*Problem statement*: Write down nothing except how many lines in the entries contain "Drive".

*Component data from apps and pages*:
----

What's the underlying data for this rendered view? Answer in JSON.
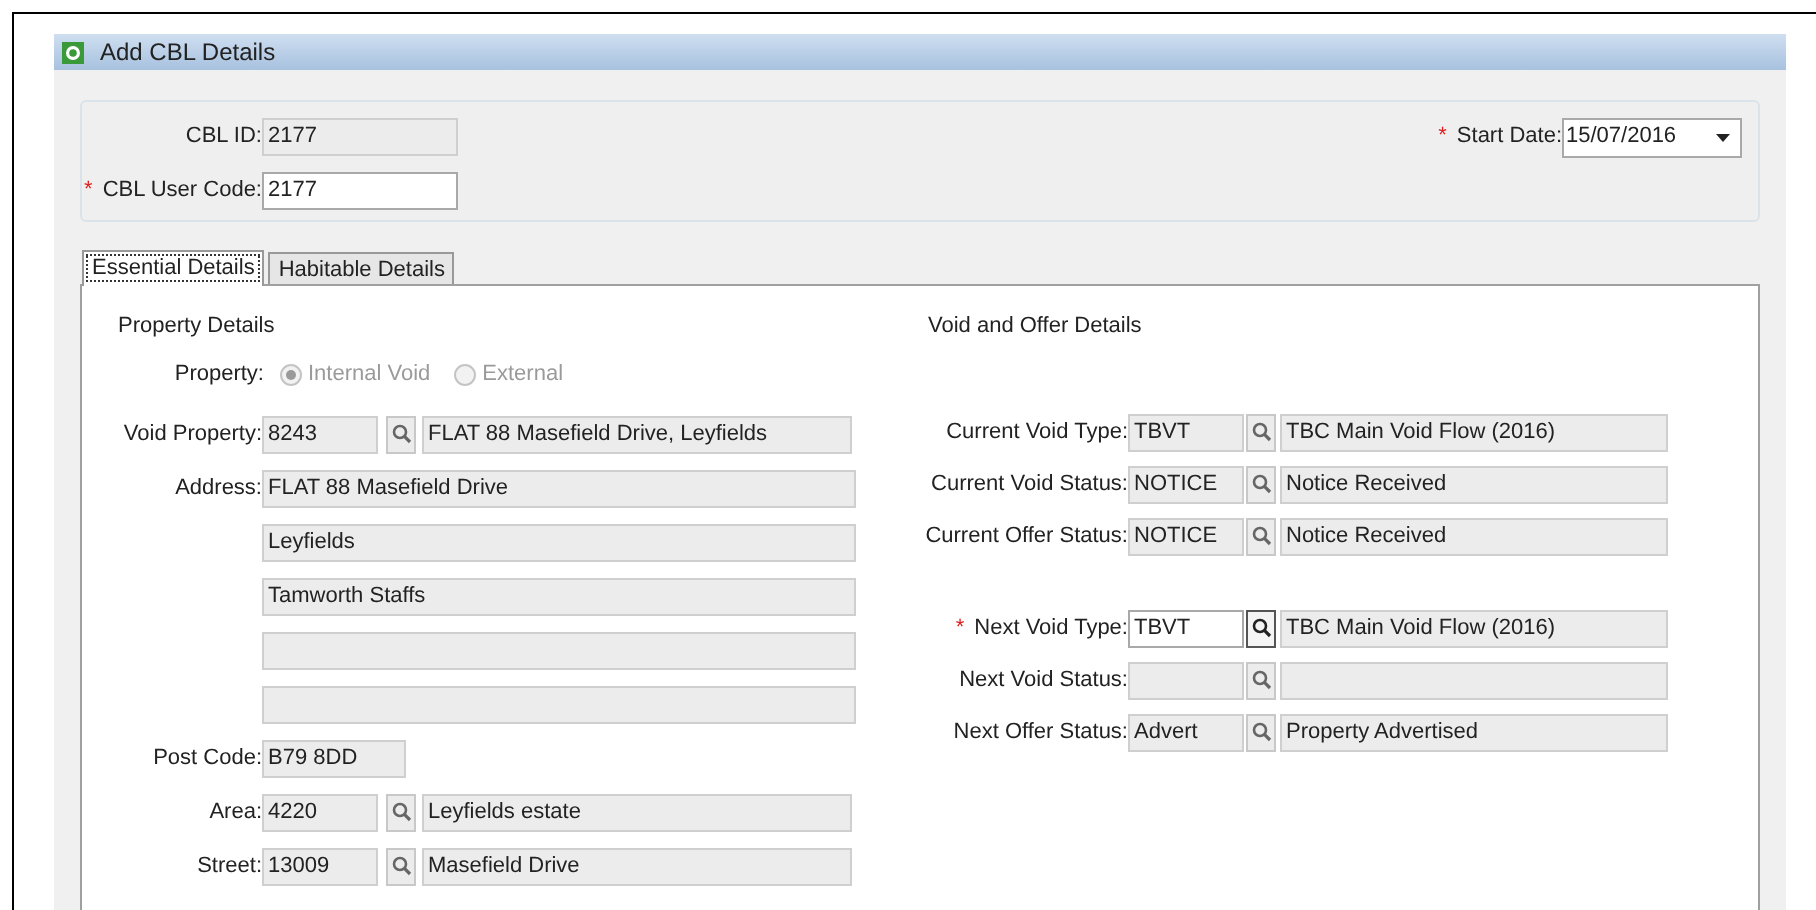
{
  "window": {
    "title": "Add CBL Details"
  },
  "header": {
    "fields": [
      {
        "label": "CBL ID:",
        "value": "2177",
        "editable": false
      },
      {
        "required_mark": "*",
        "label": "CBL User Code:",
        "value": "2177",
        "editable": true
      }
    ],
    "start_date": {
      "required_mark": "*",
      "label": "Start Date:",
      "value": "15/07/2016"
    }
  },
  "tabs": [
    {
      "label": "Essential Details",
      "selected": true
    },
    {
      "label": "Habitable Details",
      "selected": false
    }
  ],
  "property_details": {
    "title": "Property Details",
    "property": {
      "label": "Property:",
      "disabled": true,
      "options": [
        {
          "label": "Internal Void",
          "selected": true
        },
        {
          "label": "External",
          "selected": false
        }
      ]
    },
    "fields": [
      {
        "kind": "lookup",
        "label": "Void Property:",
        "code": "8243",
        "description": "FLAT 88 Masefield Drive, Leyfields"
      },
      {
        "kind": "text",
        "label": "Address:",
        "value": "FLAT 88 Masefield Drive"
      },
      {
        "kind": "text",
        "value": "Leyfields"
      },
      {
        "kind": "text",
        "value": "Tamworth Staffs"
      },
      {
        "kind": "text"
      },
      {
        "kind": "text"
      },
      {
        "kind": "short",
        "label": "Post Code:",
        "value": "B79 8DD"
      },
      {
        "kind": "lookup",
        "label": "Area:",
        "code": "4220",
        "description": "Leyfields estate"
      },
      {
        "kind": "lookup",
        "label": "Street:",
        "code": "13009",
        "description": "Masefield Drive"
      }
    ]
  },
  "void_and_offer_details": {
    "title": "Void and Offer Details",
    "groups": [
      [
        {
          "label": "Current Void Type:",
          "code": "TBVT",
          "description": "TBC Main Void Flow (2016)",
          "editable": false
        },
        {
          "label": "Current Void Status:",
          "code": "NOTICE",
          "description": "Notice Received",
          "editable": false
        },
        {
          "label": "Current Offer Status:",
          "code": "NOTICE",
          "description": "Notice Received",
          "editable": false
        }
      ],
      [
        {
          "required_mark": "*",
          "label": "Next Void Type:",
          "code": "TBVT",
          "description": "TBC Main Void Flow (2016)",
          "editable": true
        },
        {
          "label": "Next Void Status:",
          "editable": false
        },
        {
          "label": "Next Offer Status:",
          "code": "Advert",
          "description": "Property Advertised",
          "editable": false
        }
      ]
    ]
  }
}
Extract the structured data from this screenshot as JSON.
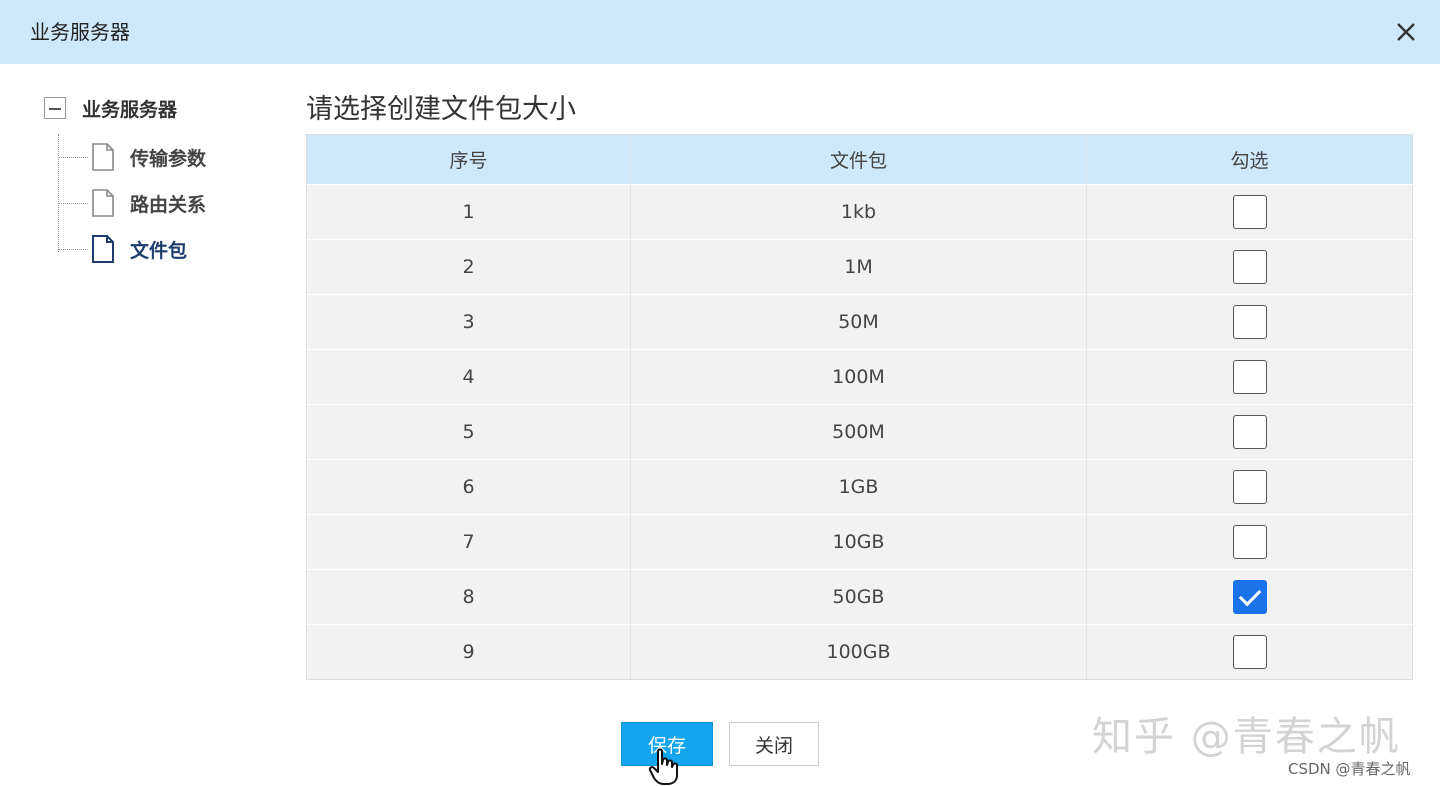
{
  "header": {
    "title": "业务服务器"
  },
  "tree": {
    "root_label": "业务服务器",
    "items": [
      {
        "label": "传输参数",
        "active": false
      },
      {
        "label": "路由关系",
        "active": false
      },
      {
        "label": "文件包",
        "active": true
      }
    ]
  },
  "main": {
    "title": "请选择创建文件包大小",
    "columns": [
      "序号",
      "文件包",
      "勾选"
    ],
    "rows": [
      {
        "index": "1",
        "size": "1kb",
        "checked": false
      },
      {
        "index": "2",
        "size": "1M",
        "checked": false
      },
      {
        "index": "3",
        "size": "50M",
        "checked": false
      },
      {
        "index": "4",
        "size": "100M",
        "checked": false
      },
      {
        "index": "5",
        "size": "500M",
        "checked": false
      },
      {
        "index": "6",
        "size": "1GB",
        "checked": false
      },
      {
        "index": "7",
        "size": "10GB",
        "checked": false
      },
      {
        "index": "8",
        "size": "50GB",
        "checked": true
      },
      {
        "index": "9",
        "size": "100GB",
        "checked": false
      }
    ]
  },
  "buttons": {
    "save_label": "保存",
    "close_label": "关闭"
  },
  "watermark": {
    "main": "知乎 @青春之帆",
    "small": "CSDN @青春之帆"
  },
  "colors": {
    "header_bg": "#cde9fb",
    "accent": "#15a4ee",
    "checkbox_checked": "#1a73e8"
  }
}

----

*Result*: 3